(Entries from a dataset of interfaces)
• • • • •
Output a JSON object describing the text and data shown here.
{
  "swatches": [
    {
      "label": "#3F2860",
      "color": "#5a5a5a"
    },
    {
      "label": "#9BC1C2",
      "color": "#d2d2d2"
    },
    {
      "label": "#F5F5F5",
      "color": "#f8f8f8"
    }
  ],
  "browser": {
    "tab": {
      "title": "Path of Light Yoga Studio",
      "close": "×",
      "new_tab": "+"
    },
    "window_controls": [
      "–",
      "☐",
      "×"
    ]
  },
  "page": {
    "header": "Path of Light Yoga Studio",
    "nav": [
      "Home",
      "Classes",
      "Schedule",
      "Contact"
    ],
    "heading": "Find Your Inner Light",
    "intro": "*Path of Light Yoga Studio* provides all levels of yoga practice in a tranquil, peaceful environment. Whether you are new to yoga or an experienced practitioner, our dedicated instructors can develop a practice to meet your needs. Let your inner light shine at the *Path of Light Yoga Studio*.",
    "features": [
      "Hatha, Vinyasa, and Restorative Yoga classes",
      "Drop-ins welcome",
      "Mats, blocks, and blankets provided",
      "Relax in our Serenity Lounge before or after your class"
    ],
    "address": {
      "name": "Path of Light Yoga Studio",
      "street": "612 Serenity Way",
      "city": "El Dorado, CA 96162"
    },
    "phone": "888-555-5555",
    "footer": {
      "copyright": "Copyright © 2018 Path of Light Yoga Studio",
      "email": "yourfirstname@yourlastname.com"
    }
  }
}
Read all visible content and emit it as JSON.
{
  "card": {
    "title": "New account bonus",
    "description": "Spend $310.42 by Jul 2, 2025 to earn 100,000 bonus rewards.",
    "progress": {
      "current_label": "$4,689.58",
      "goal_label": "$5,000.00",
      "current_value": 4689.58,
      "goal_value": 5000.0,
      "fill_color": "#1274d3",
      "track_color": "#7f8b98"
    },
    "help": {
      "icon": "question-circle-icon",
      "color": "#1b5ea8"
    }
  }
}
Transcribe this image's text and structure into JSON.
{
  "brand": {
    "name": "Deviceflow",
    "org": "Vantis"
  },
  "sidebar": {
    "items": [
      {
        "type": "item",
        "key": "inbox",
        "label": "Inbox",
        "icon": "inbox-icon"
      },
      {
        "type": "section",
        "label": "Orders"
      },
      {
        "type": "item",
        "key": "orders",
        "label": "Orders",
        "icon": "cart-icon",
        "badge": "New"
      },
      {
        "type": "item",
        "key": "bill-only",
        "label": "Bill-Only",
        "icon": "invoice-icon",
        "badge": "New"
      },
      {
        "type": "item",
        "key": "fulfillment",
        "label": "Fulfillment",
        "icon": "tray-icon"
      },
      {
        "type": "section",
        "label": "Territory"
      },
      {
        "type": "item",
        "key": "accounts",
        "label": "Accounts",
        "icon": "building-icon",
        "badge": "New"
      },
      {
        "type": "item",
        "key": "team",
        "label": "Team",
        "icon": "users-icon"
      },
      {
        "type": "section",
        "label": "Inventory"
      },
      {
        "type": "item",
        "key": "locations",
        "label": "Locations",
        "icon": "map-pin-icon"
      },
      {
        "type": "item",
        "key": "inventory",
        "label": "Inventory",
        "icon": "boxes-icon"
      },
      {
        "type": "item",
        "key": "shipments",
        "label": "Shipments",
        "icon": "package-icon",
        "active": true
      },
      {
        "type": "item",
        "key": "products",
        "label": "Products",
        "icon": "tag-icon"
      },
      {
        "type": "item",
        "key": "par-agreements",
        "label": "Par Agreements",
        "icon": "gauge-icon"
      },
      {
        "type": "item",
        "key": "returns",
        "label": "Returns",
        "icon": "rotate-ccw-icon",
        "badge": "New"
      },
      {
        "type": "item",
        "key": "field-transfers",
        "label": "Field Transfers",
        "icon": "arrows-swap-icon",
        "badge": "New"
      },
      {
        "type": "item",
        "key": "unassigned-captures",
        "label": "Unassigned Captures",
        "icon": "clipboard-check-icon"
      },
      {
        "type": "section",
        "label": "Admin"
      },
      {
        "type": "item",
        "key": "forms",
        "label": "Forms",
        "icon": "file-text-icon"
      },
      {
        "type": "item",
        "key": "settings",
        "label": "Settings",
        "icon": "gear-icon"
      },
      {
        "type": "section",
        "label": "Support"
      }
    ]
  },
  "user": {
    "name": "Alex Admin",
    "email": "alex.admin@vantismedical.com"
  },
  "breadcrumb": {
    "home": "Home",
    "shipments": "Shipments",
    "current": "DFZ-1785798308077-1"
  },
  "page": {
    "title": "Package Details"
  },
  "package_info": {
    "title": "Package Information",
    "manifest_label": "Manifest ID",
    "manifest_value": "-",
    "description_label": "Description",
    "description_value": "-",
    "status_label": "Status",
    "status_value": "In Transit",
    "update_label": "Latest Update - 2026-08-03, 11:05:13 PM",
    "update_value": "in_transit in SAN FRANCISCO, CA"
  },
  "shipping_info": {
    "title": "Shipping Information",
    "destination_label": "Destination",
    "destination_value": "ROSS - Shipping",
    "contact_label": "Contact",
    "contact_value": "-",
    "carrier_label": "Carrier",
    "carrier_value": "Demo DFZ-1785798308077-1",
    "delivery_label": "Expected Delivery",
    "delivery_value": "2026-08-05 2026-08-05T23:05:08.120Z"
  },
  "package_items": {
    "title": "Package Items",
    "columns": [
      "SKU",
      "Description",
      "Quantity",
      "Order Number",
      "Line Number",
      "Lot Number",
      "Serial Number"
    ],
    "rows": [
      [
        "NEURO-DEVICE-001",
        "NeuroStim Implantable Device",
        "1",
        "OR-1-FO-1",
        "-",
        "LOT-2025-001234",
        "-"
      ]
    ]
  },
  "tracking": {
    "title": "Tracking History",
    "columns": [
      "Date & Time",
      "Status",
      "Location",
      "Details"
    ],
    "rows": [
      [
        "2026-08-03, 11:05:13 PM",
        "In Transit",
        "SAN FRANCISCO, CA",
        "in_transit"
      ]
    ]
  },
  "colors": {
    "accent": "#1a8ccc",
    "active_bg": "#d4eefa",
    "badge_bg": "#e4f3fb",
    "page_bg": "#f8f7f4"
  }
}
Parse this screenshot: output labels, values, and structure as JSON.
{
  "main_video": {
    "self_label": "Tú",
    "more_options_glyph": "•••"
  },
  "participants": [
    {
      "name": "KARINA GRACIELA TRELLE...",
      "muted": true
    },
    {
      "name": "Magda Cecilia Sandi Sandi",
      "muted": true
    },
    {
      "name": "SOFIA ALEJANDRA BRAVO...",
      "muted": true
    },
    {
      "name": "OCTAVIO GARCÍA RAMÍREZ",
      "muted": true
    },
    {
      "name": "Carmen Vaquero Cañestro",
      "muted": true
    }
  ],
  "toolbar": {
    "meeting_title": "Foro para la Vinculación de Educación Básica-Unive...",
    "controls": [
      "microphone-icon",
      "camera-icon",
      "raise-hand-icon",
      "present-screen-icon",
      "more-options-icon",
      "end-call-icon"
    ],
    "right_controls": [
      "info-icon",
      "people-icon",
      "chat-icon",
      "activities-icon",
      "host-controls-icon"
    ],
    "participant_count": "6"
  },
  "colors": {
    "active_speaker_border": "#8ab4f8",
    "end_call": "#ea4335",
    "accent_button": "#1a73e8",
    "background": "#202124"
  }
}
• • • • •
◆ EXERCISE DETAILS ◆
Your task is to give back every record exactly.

◆ OUTPUT ◆
Output a JSON object describing the text and data shown here.
{
  "swatches": [
    {
      "label": "#3F2860",
      "color": "#5a5a5a"
    },
    {
      "label": "#9BC1C2",
      "color": "#d2d2d2"
    },
    {
      "label": "#F5F5F5",
      "color": "#f8f8f8"
    }
  ],
  "browser": {
    "tab": {
      "title": "Path of Light Yoga Studio",
      "close": "×",
      "new_tab": "+"
    },
    "window_controls": [
      "–",
      "☐",
      "×"
    ]
  },
  "page": {
    "header": "Path of Light Yoga Studio",
    "nav": [
      "Home",
      "Classes",
      "Schedule",
      "Contact"
    ],
    "heading": "Find Your Inner Light",
    "intro": "*Path of Light Yoga Studio* provides all levels of yoga practice in a tranquil, peaceful environment. Whether you are new to yoga or an experienced practitioner, our dedicated instructors can develop a practice to meet your needs. Let your inner light shine at the *Path of Light Yoga Studio*.",
    "features": [
      "Hatha, Vinyasa, and Restorative Yoga classes",
      "Drop-ins welcome",
      "Mats, blocks, and blankets provided",
      "Relax in our Serenity Lounge before or after your class"
    ],
    "address": {
      "name": "Path of Light Yoga Studio",
      "street": "612 Serenity Way",
      "city": "El Dorado, CA 96162"
    },
    "phone": "888-555-5555",
    "footer": {
      "copyright": "Copyright © 2018 Path of Light Yoga Studio",
      "email": "yourfirstname@yourlastname.com"
    }
  }
}
Read all visible content and emit it as JSON.
{
  "card": {
    "title": "New account bonus",
    "description": "Spend $310.42 by Jul 2, 2025 to earn 100,000 bonus rewards.",
    "progress": {
      "current_label": "$4,689.58",
      "goal_label": "$5,000.00",
      "current_value": 4689.58,
      "goal_value": 5000.0,
      "fill_color": "#1274d3",
      "track_color": "#7f8b98"
    },
    "help": {
      "icon": "question-circle-icon",
      "color": "#1b5ea8"
    }
  }
}
Transcribe this image's text and structure into JSON.
{
  "brand": {
    "name": "Deviceflow",
    "org": "Vantis"
  },
  "sidebar": {
    "items": [
      {
        "type": "item",
        "key": "inbox",
        "label": "Inbox",
        "icon": "inbox-icon"
      },
      {
        "type": "section",
        "label": "Orders"
      },
      {
        "type": "item",
        "key": "orders",
        "label": "Orders",
        "icon": "cart-icon",
        "badge": "New"
      },
      {
        "type": "item",
        "key": "bill-only",
        "label": "Bill-Only",
        "icon": "invoice-icon",
        "badge": "New"
      },
      {
        "type": "item",
        "key": "fulfillment",
        "label": "Fulfillment",
        "icon": "tray-icon"
      },
      {
        "type": "section",
        "label": "Territory"
      },
      {
        "type": "item",
        "key": "accounts",
        "label": "Accounts",
        "icon": "building-icon",
        "badge": "New"
      },
      {
        "type": "item",
        "key": "team",
        "label": "Team",
        "icon": "users-icon"
      },
      {
        "type": "section",
        "label": "Inventory"
      },
      {
        "type": "item",
        "key": "locations",
        "label": "Locations",
        "icon": "map-pin-icon"
      },
      {
        "type": "item",
        "key": "inventory",
        "label": "Inventory",
        "icon": "boxes-icon"
      },
      {
        "type": "item",
        "key": "shipments",
        "label": "Shipments",
        "icon": "package-icon",
        "active": true
      },
      {
        "type": "item",
        "key": "products",
        "label": "Products",
        "icon": "tag-icon"
      },
      {
        "type": "item",
        "key": "par-agreements",
        "label": "Par Agreements",
        "icon": "gauge-icon"
      },
      {
        "type": "item",
        "key": "returns",
        "label": "Returns",
        "icon": "rotate-ccw-icon",
        "badge": "New"
      },
      {
        "type": "item",
        "key": "field-transfers",
        "label": "Field Transfers",
        "icon": "arrows-swap-icon",
        "badge": "New"
      },
      {
        "type": "item",
        "key": "unassigned-captures",
        "label": "Unassigned Captures",
        "icon": "clipboard-check-icon"
      },
      {
        "type": "section",
        "label": "Admin"
      },
      {
        "type": "item",
        "key": "forms",
        "label": "Forms",
        "icon": "file-text-icon"
      },
      {
        "type": "item",
        "key": "settings",
        "label": "Settings",
        "icon": "gear-icon"
      },
      {
        "type": "section",
        "label": "Support"
      }
    ]
  },
  "user": {
    "name": "Alex Admin",
    "email": "alex.admin@vantismedical.com"
  },
  "breadcrumb": {
    "home": "Home",
    "shipments": "Shipments",
    "current": "DFZ-1785798308077-1"
  },
  "page": {
    "title": "Package Details"
  },
  "package_info": {
    "title": "Package Information",
    "manifest_label": "Manifest ID",
    "manifest_value": "-",
    "description_label": "Description",
    "description_value": "-",
    "status_label": "Status",
    "status_value": "In Transit",
    "update_label": "Latest Update - 2026-08-03, 11:05:13 PM",
    "update_value": "in_transit in SAN FRANCISCO, CA"
  },
  "shipping_info": {
    "title": "Shipping Information",
    "destination_label": "Destination",
    "destination_value": "ROSS - Shipping",
    "contact_label": "Contact",
    "contact_value": "-",
    "carrier_label": "Carrier",
    "carrier_value": "Demo DFZ-1785798308077-1",
    "delivery_label": "Expected Delivery",
    "delivery_value": "2026-08-05 2026-08-05T23:05:08.120Z"
  },
  "package_items": {
    "title": "Package Items",
    "columns": [
      "SKU",
      "Description",
      "Quantity",
      "Order Number",
      "Line Number",
      "Lot Number",
      "Serial Number"
    ],
    "rows": [
      [
        "NEURO-DEVICE-001",
        "NeuroStim Implantable Device",
        "1",
        "OR-1-FO-1",
        "-",
        "LOT-2025-001234",
        "-"
      ]
    ]
  },
  "tracking": {
    "title": "Tracking History",
    "columns": [
      "Date & Time",
      "Status",
      "Location",
      "Details"
    ],
    "rows": [
      [
        "2026-08-03, 11:05:13 PM",
        "In Transit",
        "SAN FRANCISCO, CA",
        "in_transit"
      ]
    ]
  },
  "colors": {
    "accent": "#1a8ccc",
    "active_bg": "#d4eefa",
    "badge_bg": "#e4f3fb",
    "page_bg": "#f8f7f4"
  }
}
Parse this screenshot: output labels, values, and structure as JSON.
{
  "main_video": {
    "self_label": "Tú",
    "more_options_glyph": "•••"
  },
  "participants": [
    {
      "name": "KARINA GRACIELA TRELLE...",
      "muted": true
    },
    {
      "name": "Magda Cecilia Sandi Sandi",
      "muted": true
    },
    {
      "name": "SOFIA ALEJANDRA BRAVO...",
      "muted": true
    },
    {
      "name": "OCTAVIO GARCÍA RAMÍREZ",
      "muted": true
    },
    {
      "name": "Carmen Vaquero Cañestro",
      "muted": true
    }
  ],
  "toolbar": {
    "meeting_title": "Foro para la Vinculación de Educación Básica-Unive...",
    "controls": [
      "microphone-icon",
      "camera-icon",
      "raise-hand-icon",
      "present-screen-icon",
      "more-options-icon",
      "end-call-icon"
    ],
    "right_controls": [
      "info-icon",
      "people-icon",
      "chat-icon",
      "activities-icon",
      "host-controls-icon"
    ],
    "participant_count": "6"
  },
  "colors": {
    "active_speaker_border": "#8ab4f8",
    "end_call": "#ea4335",
    "accent_button": "#1a73e8",
    "background": "#202124"
  }
}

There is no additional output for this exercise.